Exercise details:
Scan the entries and state how many lines contain "smoothness". Write no other text.

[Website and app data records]
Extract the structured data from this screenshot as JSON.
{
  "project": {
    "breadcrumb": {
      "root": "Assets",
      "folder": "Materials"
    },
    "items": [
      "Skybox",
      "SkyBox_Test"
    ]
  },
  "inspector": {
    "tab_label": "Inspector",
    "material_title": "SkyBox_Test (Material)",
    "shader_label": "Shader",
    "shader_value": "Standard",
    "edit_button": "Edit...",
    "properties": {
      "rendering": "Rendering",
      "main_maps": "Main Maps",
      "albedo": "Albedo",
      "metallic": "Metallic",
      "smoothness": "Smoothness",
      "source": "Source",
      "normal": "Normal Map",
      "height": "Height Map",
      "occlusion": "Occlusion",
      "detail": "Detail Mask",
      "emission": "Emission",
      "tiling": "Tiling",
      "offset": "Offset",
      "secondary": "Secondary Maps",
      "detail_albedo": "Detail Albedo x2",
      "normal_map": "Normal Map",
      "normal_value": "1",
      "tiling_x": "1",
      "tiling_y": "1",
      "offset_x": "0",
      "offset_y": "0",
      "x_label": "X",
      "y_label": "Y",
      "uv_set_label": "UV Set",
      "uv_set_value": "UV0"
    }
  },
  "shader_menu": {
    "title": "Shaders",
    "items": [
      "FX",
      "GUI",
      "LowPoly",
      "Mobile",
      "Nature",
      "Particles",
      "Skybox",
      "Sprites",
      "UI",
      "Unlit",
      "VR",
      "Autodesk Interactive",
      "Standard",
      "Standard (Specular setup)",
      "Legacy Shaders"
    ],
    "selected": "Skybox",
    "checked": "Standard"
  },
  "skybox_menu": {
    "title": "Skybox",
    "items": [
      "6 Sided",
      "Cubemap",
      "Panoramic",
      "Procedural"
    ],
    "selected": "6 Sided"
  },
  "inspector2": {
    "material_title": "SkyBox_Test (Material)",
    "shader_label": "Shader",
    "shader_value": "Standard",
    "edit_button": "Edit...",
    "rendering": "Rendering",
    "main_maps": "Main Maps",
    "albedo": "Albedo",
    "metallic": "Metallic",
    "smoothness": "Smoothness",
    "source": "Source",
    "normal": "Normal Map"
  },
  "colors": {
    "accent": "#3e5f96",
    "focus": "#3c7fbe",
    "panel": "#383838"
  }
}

Reply:
2